Side platforms have been used, which is fine, and a nice wide subway connects them, reminiscent of Tarneit station.

But for some reason the building structures have very high-up roofs, which look impressive at first, but I expect will provide almost zero weather/rain protection.

Middle Gorge station open day 19/8/2018

There’s a plaza on the outbound side which is quite nice, but it also means the bus stops are a good couple of hundred metres away from the station, ensuring anybody who tries to interchange when it’s raining will get drenched. The bus stop has no shelter that I could see (maybe that will be installed before opening day this Sunday?)

Okay, so not as many buses will connect here compared to the other two new stations – it’s only route 383, which also goes to South Morang, but it’ll be about eight minutes faster to change to the train at Middle Gorge.

And the shared (bike) path coming from both directions is on the opposite side of the tracks to the bike cage, and particularly indirect from the north. Is this really the best they could do?

Middle Gorge station precinct

These concerns aside, it was great to see the community come out and see their new stations – despite the weather having been horrible earlier in the day.

Enough about the infrastructure – what about the services?

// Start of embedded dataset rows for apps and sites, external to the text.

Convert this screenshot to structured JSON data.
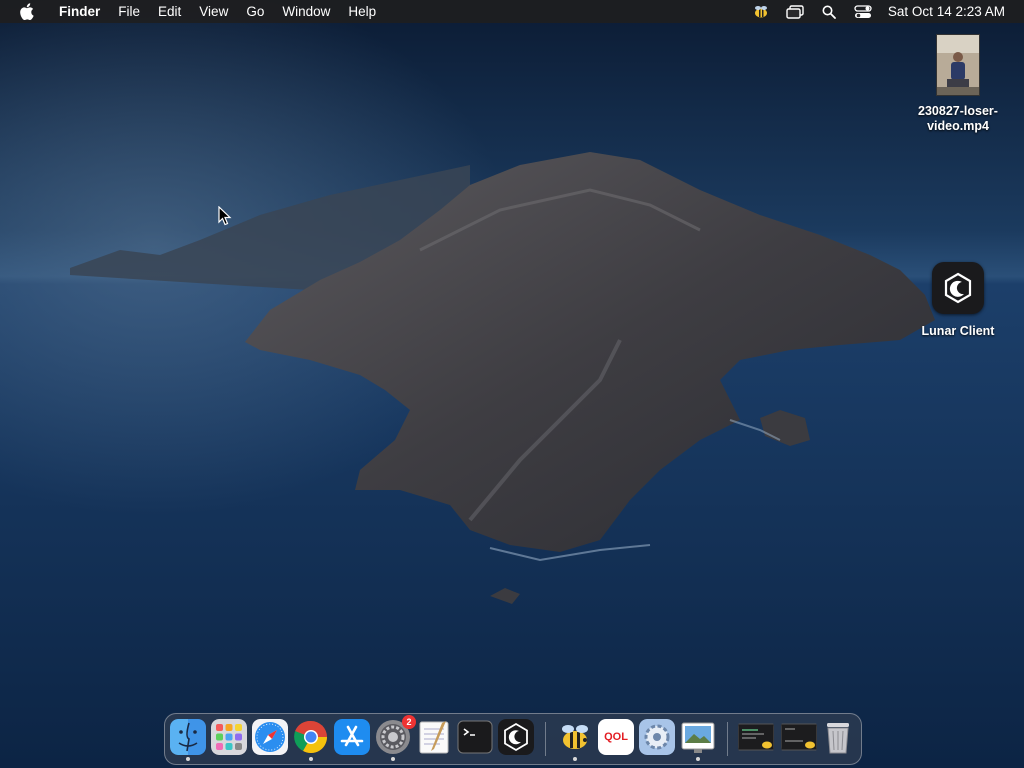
{
  "menubar": {
    "app_name": "Finder",
    "menus": [
      "File",
      "Edit",
      "View",
      "Go",
      "Window",
      "Help"
    ],
    "clock": "Sat Oct 14  2:23 AM",
    "status_icons": [
      "bee-menu-icon",
      "screen-mirroring-icon",
      "spotlight-search-icon",
      "control-center-icon"
    ]
  },
  "desktop": {
    "icons": [
      {
        "label_line1": "230827-loser-",
        "label_line2": "video.mp4",
        "icon": "video-file-icon"
      },
      {
        "label": "Lunar Client",
        "icon": "lunar-client-icon"
      }
    ]
  },
  "dock": {
    "apps": [
      {
        "name": "Finder",
        "icon": "finder-icon",
        "running": true
      },
      {
        "name": "Launchpad",
        "icon": "launchpad-icon",
        "running": false
      },
      {
        "name": "Safari",
        "icon": "safari-icon",
        "running": false
      },
      {
        "name": "Google Chrome",
        "icon": "chrome-icon",
        "running": true
      },
      {
        "name": "App Store",
        "icon": "app-store-icon",
        "running": false
      },
      {
        "name": "System Preferences",
        "icon": "system-preferences-icon",
        "running": true,
        "badge": "2"
      },
      {
        "name": "TextEdit",
        "icon": "textedit-icon",
        "running": false
      },
      {
        "name": "Terminal",
        "icon": "terminal-icon",
        "running": false
      },
      {
        "name": "Lunar Client",
        "icon": "lunar-client-icon",
        "running": false
      },
      {
        "name": "Bee app",
        "icon": "bee-icon",
        "running": true
      },
      {
        "name": "QOL",
        "icon": "qol-icon",
        "label": "QOL",
        "running": false
      },
      {
        "name": "Settings utility",
        "icon": "gear-utility-icon",
        "running": false
      },
      {
        "name": "Preview",
        "icon": "preview-icon",
        "running": true
      },
      {
        "name": "Minimized window 1",
        "icon": "minimized-window-icon",
        "running": false
      },
      {
        "name": "Minimized window 2",
        "icon": "minimized-window-icon",
        "running": false
      },
      {
        "name": "Trash",
        "icon": "trash-icon",
        "running": false
      }
    ]
  },
  "colors": {
    "menubar_bg": "#1e1e20",
    "sky_top": "#0c1e38",
    "sea": "#163a66",
    "island": "#4a4a4e"
  }
}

There’s little doubt the trains will be popular for those headed to destinations further down the line including into the City.

Some extra services have been added for peak hour, making for trains up to about every 6 minutes in peak.

There are no express services to speak of – the peak frequency is so intensive that there’s really no spare capacity for them. An express train would catch up quickly with the train in front. And remember, express trains save less time than you’d think – typically a minute per station skipped, while penalising people at those stations with fewer services, and leading to uneven train loads.

There are some counterpeak expresses – in the AM peak a train arriving at Flinders Street will go around the Loop, then back out in service. Some of these stop at only a handful of stations (including Reservoir for the 301 shuttle bus to Latrobe Uni), then up to Epping or South Morang to terminate and go back into stabling.

Outside peak hour, the current frequencies will remain: mostly every 20 minutes, but every 30 after 9pm, 40 on Sunday mornings (WHY?!) and hourly Night Train services overnight on Friday and Saturday nights.

In the long term, the Metro 2 tunnel will be needed to cope with continued growth on both this line and the Hurstbridge line.

Meanwhile, obviously authorities will need to watch patronage carefully and keep adding more services where they can, though there’s a limit to peak capacity between the city and Clifton Hill. The usual point applies: better off-peak services can help spread the load across the day.

But one thing’s for sure: the three new stations add richly to the transport options for people in the outer northern suburbs.